Well first of all, by winning this Eastern Conference Championship for the first time in team history, [it] has just been an unbelievable ride. I didn’t realize, until the end, what was at stake. And I’m glad-- you know ignorance is bliss. And as I’m learning the whole thing about basketball and just how we move through this Eastern Conference and go for a National title, it has been amazing. I think, through this, I now understand by winning this title we have home court advantage throughout the Eastern Conference playoffs. That’s huge.

We have set a franchise record for most wins in a season. We have never done that before. And I’ll tell you, it is the only D.C. professional basketball team, both on the men’s side and women’s side, in over 30 years that’s had a .647 winning percentage. So this means everything. I mean I feel as though the Mystics operation has been able to deliver to our fan base the best record in the history since the conception of the Washington Mystics.

How do you think, this year, the league visibility and the health of the league are doing in terms of people paying attention and getting the recognition that we all know they already deserve?

The media has gotten better, I think, because of the ESPN deal. I think that’s helped us a lot. We’re on television more.

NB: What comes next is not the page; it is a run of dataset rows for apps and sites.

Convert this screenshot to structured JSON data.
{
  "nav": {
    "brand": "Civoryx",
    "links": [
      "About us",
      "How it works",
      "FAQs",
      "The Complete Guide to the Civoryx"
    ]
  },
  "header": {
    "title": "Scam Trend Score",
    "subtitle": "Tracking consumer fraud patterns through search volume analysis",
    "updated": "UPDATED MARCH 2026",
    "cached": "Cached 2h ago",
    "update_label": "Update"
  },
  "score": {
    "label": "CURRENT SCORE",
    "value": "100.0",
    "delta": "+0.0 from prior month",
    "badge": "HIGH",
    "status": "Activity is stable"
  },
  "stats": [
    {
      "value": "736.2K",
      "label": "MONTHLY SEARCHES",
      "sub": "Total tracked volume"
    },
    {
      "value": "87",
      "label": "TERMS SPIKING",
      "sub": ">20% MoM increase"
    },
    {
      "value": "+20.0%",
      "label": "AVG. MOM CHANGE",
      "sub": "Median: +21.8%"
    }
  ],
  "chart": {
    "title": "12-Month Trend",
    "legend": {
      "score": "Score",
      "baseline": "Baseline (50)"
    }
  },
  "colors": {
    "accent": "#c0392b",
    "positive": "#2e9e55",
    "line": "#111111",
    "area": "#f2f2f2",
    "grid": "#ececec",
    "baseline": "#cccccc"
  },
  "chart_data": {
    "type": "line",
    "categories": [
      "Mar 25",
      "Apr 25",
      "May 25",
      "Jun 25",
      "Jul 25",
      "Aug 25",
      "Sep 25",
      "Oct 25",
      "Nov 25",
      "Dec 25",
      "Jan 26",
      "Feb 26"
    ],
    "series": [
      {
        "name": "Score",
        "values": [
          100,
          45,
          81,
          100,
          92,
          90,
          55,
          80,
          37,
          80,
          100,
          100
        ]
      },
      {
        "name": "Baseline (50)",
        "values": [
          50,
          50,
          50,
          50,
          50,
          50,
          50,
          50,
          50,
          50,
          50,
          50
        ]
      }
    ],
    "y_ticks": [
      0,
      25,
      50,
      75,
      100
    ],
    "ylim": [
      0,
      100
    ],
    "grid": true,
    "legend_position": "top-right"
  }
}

I think because…our fan base can follow us on the internet now, I still feel as though we have that missing link of getting on the same playing level as the men’s team. I mean we still are very disappointed that we’ll win a game, and I rush home and I turn on the regular networks and they’ll go, "Now for the sports!" and it leads off with the Nats, or it leads off with the Redskins. And then- times out. No mention of the women. And our win behind New York which was so crucial, we may have gotten, I think, 5 seconds of a mention on one network.

I think it’s still very, very disappointing, and it doesn’t play well, especially with our Washington metropolitan area fan base, that here [is] a group of women, and across the league these are women that struggle. They get paid next to nothing. They work so hard, they’re such great role models, and the media still doesn’t pay any attention to them. And I know, I mean I was in the entertainment media business, and I know it’s because the number of eyeballs aren’t watching us. I believe it’s growing. I know in the Washington market, at our last game we had a little over 13,000 people show up. I think as we go into the playoffs, you’re gonna see that fan base even growing. I think that what we were able to accomplish, hopefully, we are now on your radar screen- that we can get a lot more mention.

I tell ya, if I had a couple of billion dollars, I would start my own women’s network. It would just be terrific. But I just have to say we are doing great, I think the media has picked up a lot, I really believe that we’ve gotten better coverage this year, and I think across the board, I can’t speak to any of the other league’s outlets and what they’re getting, but I think…we’re gonna continue to work and fight and I have to tell you, I’m so grateful for all of the media attention…we’ve gotten so far. I mean Lindsay Czarniak was terrific on Channel 4- she did a two-parter.

So, believe me, I just want you all to understand I am eternally grateful for what we’ve gotten. The league, I mean we’re all working hard and we will continue to be aggressive and really [push] the league forward. I think we are really starting to see growth on all levels. We see it through marquee sponsorships, we’re seeing it in everything that we do. And even during this time of austerity, yes all athletic teams are fighting for sponsorships. But I really believe it’s constantly improving.